A sequel appeared in 2004, “The Sorrows of Empire: Militarism, Secrecy, and the End of the Republic.” Here Johnson presented a survey of America’s world-spanning military bases and explained how 9/11 should be understood as a textbook instance of blowback. Terrorism attacks of this kind resulted from antagonistic reactions not to American values but to American policies formulated by a corrupt lobby-infested political system.
American foreign policy, Johnson argued, did not flow as a natural tributary from the mainstream of a republican culture promoting the common good of the people. Instead, the United States interacted with the rest of the world mainly according to the wishes of dominant lobbies working for the military-industrial complex, Wall Street, oil, and Israel — the chief architects, promoters, and beneficiaries of the American empire. These groups bore a heavy responsibility for our sorrows of empire: perpetual war, terrorism, the loss of democracy, disinformation, militarism, and insolvency. He concluded: “Nemesis, the goddess of retribution and vengeance, the punisher of pride and hubris, waits impatiently for her meeting with us.”
The third book in Johnson’s trilogy, “Nemesis: The Last Days of the American Republic,” appeared in 2006. The classical past provided a comparative framework for his critique of the American empire. Reading Edward Gibbon’s “Decline and Fall of the Roman Empire,” he saw a parallel between ancient Rome and the United States, where republics had given way to militarized empires. Rome’s imperial system had ended in bankruptcy, defeat, and dissolution. The United States would end the same way, our national delusions about American exceptionalism notwithstanding. It took five hundred years for the Roman Empire to fall, but Johnson felt certain that Nemesis was already close to settling accounts with America.
In a valedictory book published in 2010, the year of his death, “Dismantling the Empire: America’s Last Best Hope,” Johnson argued that for the republic to be revived, the country’s oligarchic political system would have to end. Money ruled and set the agenda for the presidents from both parties, including and above all in this book President Barack Obama. On foreign policy, Obama imperturbably inherited, maintained, and enhanced the militarism and imperialism of his predecessors. For the enormities of Operation Iraqi Freedom, Johnson did say that George W. Bush would rank as the country’s worst president, but he did not differ in principle on foreign policy issues from Clinton and Obama.

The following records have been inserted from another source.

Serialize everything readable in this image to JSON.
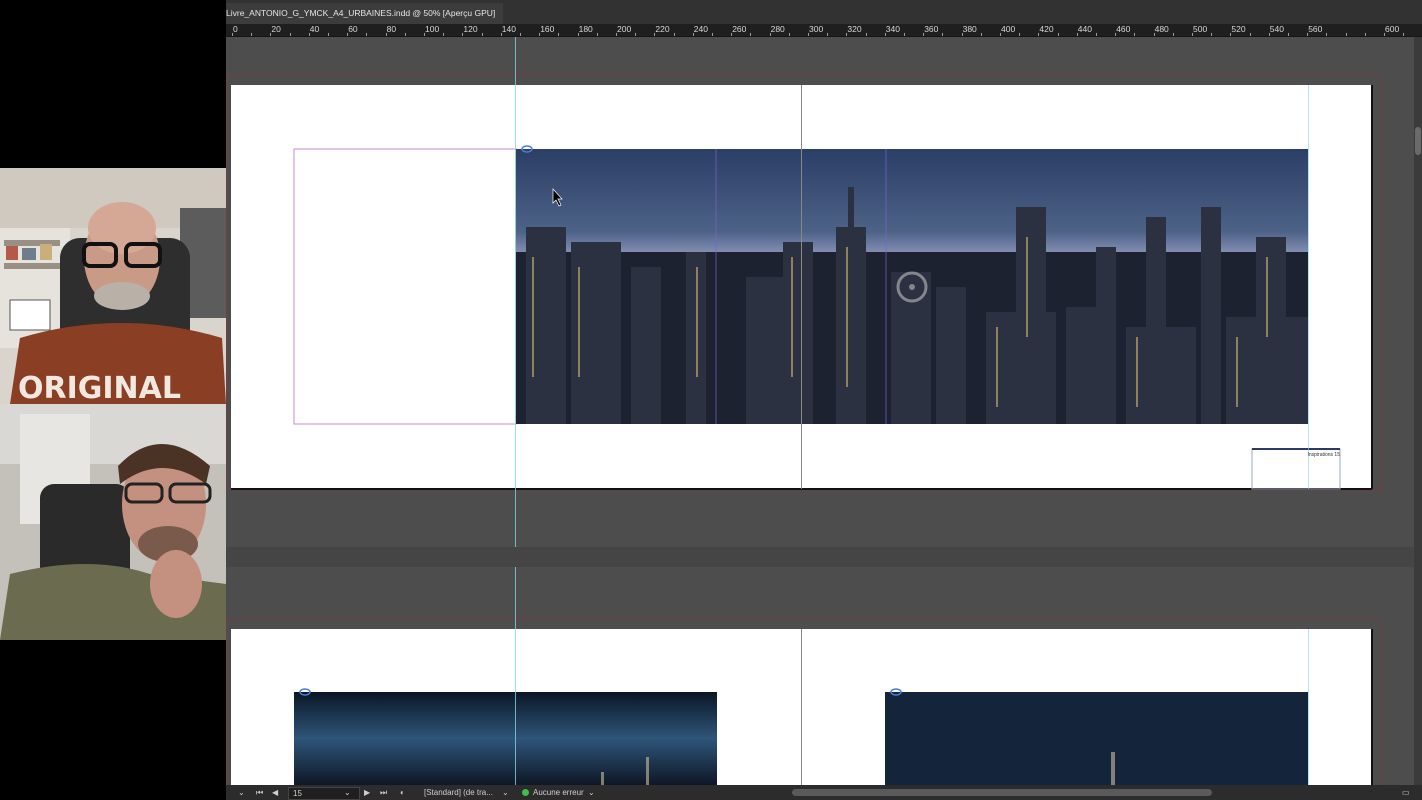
{
  "document_tab": "Livre_ANTONIO_G_YMCK_A4_URBAINES.indd @ 50% [Aperçu GPU]",
  "ruler_labels": [
    "0",
    "20",
    "40",
    "60",
    "80",
    "100",
    "120",
    "140",
    "160",
    "180",
    "200",
    "220",
    "240",
    "260",
    "280",
    "300",
    "320",
    "340",
    "360",
    "380",
    "400",
    "420",
    "440",
    "460",
    "480",
    "500",
    "520",
    "540",
    "560",
    "600"
  ],
  "page_footer_text": "Inspirations 15",
  "statusbar": {
    "page_number": "15",
    "profile": "[Standard] (de tra...",
    "preflight": "Aucune erreur"
  },
  "colors": {
    "accent_green": "#3ec04a",
    "guide_cyan": "#7fd6e6",
    "frame_magenta": "#c88ad6"
  }
}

The commanding lobbies have had a cooperative partner in Trump as well. Typical of presidents since the Second World War, though with a style all his own, he has kept America on the course of empire. Yet Trump’s special devotion to the Israel lobby has resulted in his most serious foreign policy innovations. Of all the presidents, he has gone the furthest in linking America’s national interest with Likud Party aims. Exiting the Iran nuclear deal, recognizing Jerusalem as the capital of Israel as well as its sovereignty over the Golan Heights, and imagining that lasting peace in the Middle East can ensue from a total disregard of Palestinian claims for justice expresses the perfect meeting of minds between Trump and Benjamin Netanyahu.
The killing of Iranian General Qassem Soleimani in Baghdad earlier this year takes its place in the same series of Trump’s Middle East foreign policy decisions. Before giving this order, he doubtless did not pore over the “Farewell Address” for guidance. Apart from any moral, constitutional, and international law considerations about murdering a military officer and national icon of a country with which we were not at war, such a dramatically destabilizing act in a region already seething with anti-American discontents and vendettas is a taunt to the gods, daring them to do their worst with unprecedented blowback.